Why China's multi-million-dollar youth soccer industry is still at its infant stage
Niu Yuan
Hundreds of youth soccer academies across China came into being in the past few decades to train and evaluate the next generation of footballers. Heavily promoted by the government, the establishment and development of such academies also reflect a growing need from China's young players to play the sports.
And with that, a multi-million-dollar industry has been created.

A growing business in its starting phase

Currently, one of the traditional and widespread practices youth soccer academies in China are adopting is inviting senior coaches from top-tier overseas' professional soccer clubs, or sometimes retired players, for the most time Europeans, over to China to coach over the summer period and provide their expertise. Or otherwise, in an ideal scenario, coach over a rather long period of time.
Clubs would also organize international tours for Chinese youth soccer players to pay visits to professional soccer teams overseas and receive courses there.
For instance, the Chinese Football Association organized a crew of 15 youth players and 15 coaches to participate in a youth soccer summer camp held in Germany in August 2018. During their stay, they took relevant courses, paid visits to European soccer arenas and watched top-tier European soccer players train. They also be participated in friendship games.
Seeing the business opportunities generated by China's youth soccer industries, multinational sports brands like Nike would also engage in such activities by having brand ambassadors in China who interacts with Chinese youth soccer players every once in a while.
In 2018, former Real Madrid striker Cristiano Ronaldo came to Beijing as the final stop of his annual CR7 Asia tour for the second year in a row. The same day, he formed the Active Schools CR7 Sports Camp, which he said on Instagram aims at "providing access to kids from remote areas in China."

Preferential government policies facilitate the industry
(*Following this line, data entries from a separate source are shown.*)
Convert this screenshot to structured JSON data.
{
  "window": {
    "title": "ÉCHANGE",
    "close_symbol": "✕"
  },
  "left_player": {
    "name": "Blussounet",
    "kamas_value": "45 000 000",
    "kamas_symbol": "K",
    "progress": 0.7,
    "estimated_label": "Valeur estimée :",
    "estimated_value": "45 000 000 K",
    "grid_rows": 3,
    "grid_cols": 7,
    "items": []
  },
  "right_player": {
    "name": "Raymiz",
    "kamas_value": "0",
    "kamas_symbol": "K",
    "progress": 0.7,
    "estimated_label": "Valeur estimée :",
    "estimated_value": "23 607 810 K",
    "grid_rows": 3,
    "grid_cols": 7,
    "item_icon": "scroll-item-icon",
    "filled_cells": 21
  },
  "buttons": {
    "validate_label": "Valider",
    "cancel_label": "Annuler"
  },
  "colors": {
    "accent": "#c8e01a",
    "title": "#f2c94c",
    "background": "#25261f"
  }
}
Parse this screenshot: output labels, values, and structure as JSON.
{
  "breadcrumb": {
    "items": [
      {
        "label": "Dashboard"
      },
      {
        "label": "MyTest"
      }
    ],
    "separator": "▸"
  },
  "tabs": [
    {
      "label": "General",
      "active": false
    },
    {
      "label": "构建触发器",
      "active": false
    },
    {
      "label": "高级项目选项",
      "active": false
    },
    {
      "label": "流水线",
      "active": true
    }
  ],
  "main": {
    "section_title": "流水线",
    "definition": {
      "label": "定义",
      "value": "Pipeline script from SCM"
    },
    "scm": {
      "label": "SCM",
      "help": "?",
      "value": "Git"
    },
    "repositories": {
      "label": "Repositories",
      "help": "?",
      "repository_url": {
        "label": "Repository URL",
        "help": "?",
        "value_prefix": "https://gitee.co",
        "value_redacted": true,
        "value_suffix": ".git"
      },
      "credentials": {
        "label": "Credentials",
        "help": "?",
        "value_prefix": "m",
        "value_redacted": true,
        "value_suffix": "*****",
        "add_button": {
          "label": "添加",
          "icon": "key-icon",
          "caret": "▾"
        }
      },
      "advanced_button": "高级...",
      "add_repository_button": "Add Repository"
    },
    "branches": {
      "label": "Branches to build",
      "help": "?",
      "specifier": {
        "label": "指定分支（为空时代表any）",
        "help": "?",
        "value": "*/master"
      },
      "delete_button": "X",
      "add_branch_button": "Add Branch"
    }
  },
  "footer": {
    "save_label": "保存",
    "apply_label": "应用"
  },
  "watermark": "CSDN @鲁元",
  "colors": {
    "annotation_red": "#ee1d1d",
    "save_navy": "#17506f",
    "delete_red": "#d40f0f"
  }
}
Preferential government policies also work towards the solid establishment and fast development of the youth soccer industry in China.
In 2010, the Chinese Football Association started to address the lack of youth soccer players as well as the low quality of their skills in the country by encouraging professional soccer clubs inside the country standardize the development of youth soccer teams and work their way to professionalize their operations.
At the same time, the Chinese Football Association also made it clear to promote the international cooperation in the field, selecting distinguished youth players and coaches to go overseas for training and competitions; in the meanwhile, inviting top-tier international coaches over to China for teaching.
The expansion of investment channels and the increase of investment from the society as well as relevant government departments also facilitate the campaign.
In July 2018, the Chinese Football Association released a list of 156 youth soccer academies inside of the country which has been approved by the authority.
A lack of maturity in practice
The common practice most youth soccer academies in China have been adopting, which is strong exchange with and dependence on overseas soccer industries shows that their operational mode is still at the infant stage.
Such movement in talents is, even though admittedly an efficient, not necessarily conducive to the long-term development of the industry.
For instance, what will happen when Cristiano Ronaldo leaves after having founded the Active Schools CR7 Sports camp during his two-day stay in Beijing? The camp is created under the name of a world-renowned soccer player to build a brand, but how the camp is going to run in the long-term to benefit Chinese youth soccer players takes a good time to plan and execute.
The same logic applies to the operation of China's 156 youth soccer academies as well. Having foreign experts over to stay for a period of time is far from sufficient. Adopting the comprehensive operational mode of professional European soccer clubs is the key for Chinese youth soccer academies' long-term prosperity.
(With data from the Chinese Football Association)